(About this task): The listing below is to be duplicated exactly, with every picture omitted.

+++

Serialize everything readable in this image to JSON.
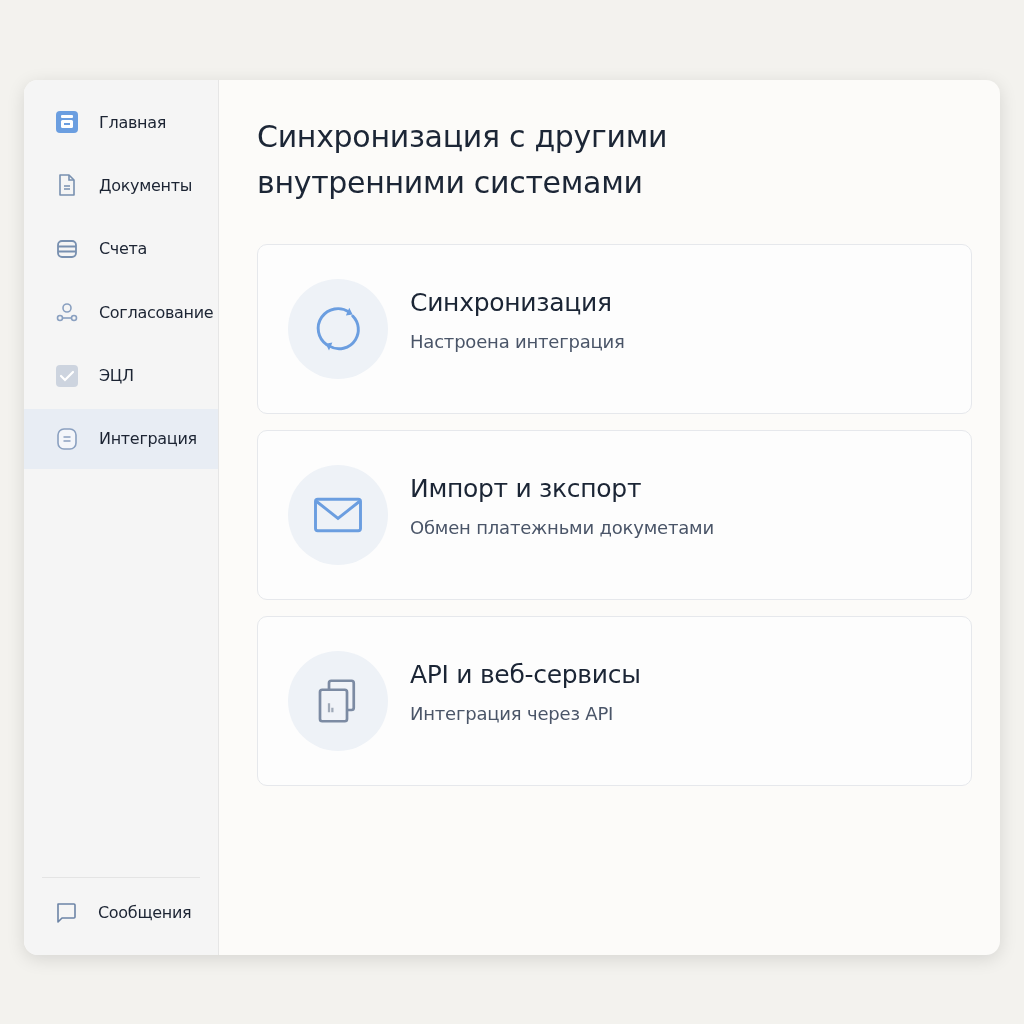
{
  "sidebar": {
    "items": [
      {
        "label": "Главная",
        "kind": "home",
        "selected": false
      },
      {
        "label": "Документы",
        "kind": "document",
        "selected": false
      },
      {
        "label": "Счета",
        "kind": "stack",
        "selected": false
      },
      {
        "label": "Согласование",
        "kind": "approval",
        "selected": false
      },
      {
        "label": "ЭЦЛ",
        "kind": "check",
        "selected": false
      },
      {
        "label": "Интеграция",
        "kind": "note",
        "selected": true
      }
    ],
    "footer": {
      "label": "Сообщения"
    }
  },
  "page": {
    "title": "Синхронизация с другими внутренними системами",
    "cards": [
      {
        "kind": "sync",
        "title": "Синхронизация",
        "subtitle": "Настроена интеграция"
      },
      {
        "kind": "mail",
        "title": "Импорт и зкспорт",
        "subtitle": "Обмен платежньми докуметами"
      },
      {
        "kind": "windows",
        "title": "API и веб-сервисы",
        "subtitle": "Интеграция через API"
      }
    ]
  }
}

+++

(Exercise output):
Serialize everything readable in this image to JSON.
{
  "sidebar": {
    "items": [
      {
        "label": "Главная",
        "kind": "home",
        "selected": false
      },
      {
        "label": "Документы",
        "kind": "document",
        "selected": false
      },
      {
        "label": "Счета",
        "kind": "stack",
        "selected": false
      },
      {
        "label": "Согласование",
        "kind": "approval",
        "selected": false
      },
      {
        "label": "ЭЦЛ",
        "kind": "check",
        "selected": false
      },
      {
        "label": "Интеграция",
        "kind": "note",
        "selected": true
      }
    ],
    "footer": {
      "label": "Сообщения"
    }
  },
  "page": {
    "title": "Синхронизация с другими внутренними системами",
    "cards": [
      {
        "kind": "sync",
        "title": "Синхронизация",
        "subtitle": "Настроена интеграция"
      },
      {
        "kind": "mail",
        "title": "Импорт и зкспорт",
        "subtitle": "Обмен платежньми докуметами"
      },
      {
        "kind": "windows",
        "title": "API и веб-сервисы",
        "subtitle": "Интеграция через API"
      }
    ]
  }
}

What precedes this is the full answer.